▸ PROBLEM DESCRIPTION: Lines with the word "Venta" are the ones wanted. Copy each of them from the entries below.
─── RECORDS FOR THE TASK ───
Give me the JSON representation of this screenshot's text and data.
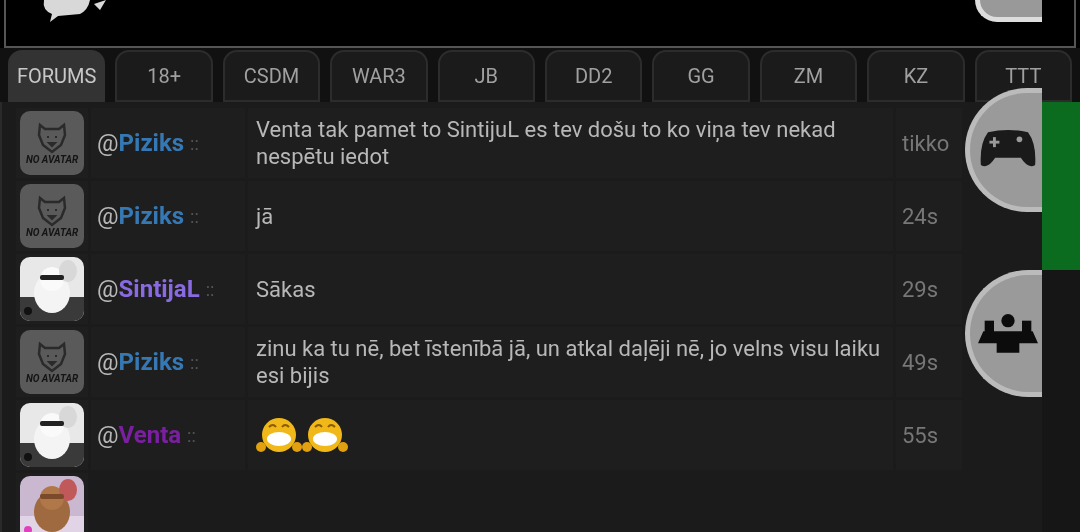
{
  "tabs": [
    {
      "label": "FORUMS",
      "selected": true
    },
    {
      "label": "18+",
      "selected": false
    },
    {
      "label": "CSDM",
      "selected": false
    },
    {
      "label": "WAR3",
      "selected": false
    },
    {
      "label": "JB",
      "selected": false
    },
    {
      "label": "DD2",
      "selected": false
    },
    {
      "label": "GG",
      "selected": false
    },
    {
      "label": "ZM",
      "selected": false
    },
    {
      "label": "KZ",
      "selected": false
    },
    {
      "label": "TTT",
      "selected": false
    }
  ],
  "chat": {
    "rows": [
      {
        "avatar": {
          "kind": "no-avatar",
          "label": "NO AVATAR"
        },
        "prefix": "@",
        "name": "Piziks",
        "color": "#3578b4",
        "separator": "::",
        "message": {
          "kind": "text",
          "text": "Venta tak pamet to SintijuL es tev došu to ko viņa tev nekad nespētu iedot"
        },
        "time": "tikko"
      },
      {
        "avatar": {
          "kind": "no-avatar",
          "label": "NO AVATAR"
        },
        "prefix": "@",
        "name": "Piziks",
        "color": "#3578b4",
        "separator": "::",
        "message": {
          "kind": "text",
          "text": "jā"
        },
        "time": "24s"
      },
      {
        "avatar": {
          "kind": "picture"
        },
        "prefix": "@",
        "name": "SintijaL",
        "color": "#8a6ae0",
        "separator": "::",
        "message": {
          "kind": "text",
          "text": "Sākas"
        },
        "time": "29s"
      },
      {
        "avatar": {
          "kind": "no-avatar",
          "label": "NO AVATAR"
        },
        "prefix": "@",
        "name": "Piziks",
        "color": "#3578b4",
        "separator": "::",
        "message": {
          "kind": "text",
          "text": "zinu ka tu nē, bet īstenībā jā, un atkal daļēji nē, jo velns visu laiku esi bijis"
        },
        "time": "49s"
      },
      {
        "avatar": {
          "kind": "picture"
        },
        "prefix": "@",
        "name": "Venta",
        "color": "#7a1fa0",
        "separator": "::",
        "message": {
          "kind": "emoji",
          "emojis": [
            {
              "kind": "laughing"
            },
            {
              "kind": "laughing"
            }
          ]
        },
        "time": "55s"
      },
      {
        "avatar": {
          "kind": "picture"
        }
      }
    ]
  }
}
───
▸ ANSWER SPACE:
          "text": "Venta tak pamet to SintijuL es tev došu to ko viņa tev nekad nespētu iedot"
        "name": "Venta",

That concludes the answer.